How much do you exercise? Government guidelines suggest that, in order to stay healthy, adults should perform at least 150 minutes of moderate aerobic activity every week—that's exercise that gets your breathing and heart rate up.
A new study, published in the Journal of Physiology investigated a home-based high-intensity interval training (Home-HIT) programme and studied its benefits for clinically obese individuals with an elevated risk of heart disease.
Previous research has demonstrated that under controlled laboratory conditions, you can get the same benefits from three 20-minute exercise sessions, as from the Government-recommended 150 minutes. However, the question is whether data produced in highly controlled laboratory environments can be translated to the real world.

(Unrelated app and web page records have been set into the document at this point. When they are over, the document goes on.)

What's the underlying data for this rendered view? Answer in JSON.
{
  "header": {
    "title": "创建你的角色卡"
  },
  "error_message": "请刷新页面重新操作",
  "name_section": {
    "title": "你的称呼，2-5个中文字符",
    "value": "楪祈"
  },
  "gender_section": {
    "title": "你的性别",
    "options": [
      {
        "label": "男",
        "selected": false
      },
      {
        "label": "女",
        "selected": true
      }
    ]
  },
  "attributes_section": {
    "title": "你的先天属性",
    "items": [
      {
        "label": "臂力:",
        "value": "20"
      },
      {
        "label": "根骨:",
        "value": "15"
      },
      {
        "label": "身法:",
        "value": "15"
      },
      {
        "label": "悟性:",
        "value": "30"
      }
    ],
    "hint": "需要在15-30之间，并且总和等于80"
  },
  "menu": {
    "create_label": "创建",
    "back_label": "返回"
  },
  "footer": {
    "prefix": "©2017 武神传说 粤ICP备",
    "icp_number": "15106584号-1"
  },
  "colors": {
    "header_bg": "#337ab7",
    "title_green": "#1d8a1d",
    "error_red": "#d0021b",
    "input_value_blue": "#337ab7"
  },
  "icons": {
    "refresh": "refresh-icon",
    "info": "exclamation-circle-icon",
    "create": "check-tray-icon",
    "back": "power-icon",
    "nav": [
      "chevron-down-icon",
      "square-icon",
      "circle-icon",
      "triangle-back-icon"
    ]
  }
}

The research team at Liverpool John Moores University were interested in whether Home-HIT is a time-efficient strategy that helps to reduce other common exercise barriers such as difficultly with access to exercise facilities due travel time and cost.
In this study, 32 obese people completed a 12-week programme of either: 1) a supervised, lab-based cycling HIT programme, 2) the Government-recommended 150 minutes of moderate intensity exercise or 3) a home-based HIT programme of simple body weight exercises suitable for people with low fitness and low mobility, and performed without equipment. For all of these regimens, the exercise was performed three times per week.
The researchers measured a range of health markers in these participants, including body composition, cardiovascular disease risk, and the ability to regulate glucose. They found that the home-based HIT was as effective as both the Government-recommended 150 minutes and the supervised, lab-based HIT programme for improving fitness in obese individuals.
Sam Scott, first author of the study said: "An exercise regimen such as Home-HIT that reduces barriers to exercise including time, cost and access, and increases adherence in previously inactive individuals, gives people a more attainable exercise goal, and thus could help improve the health of countless individuals."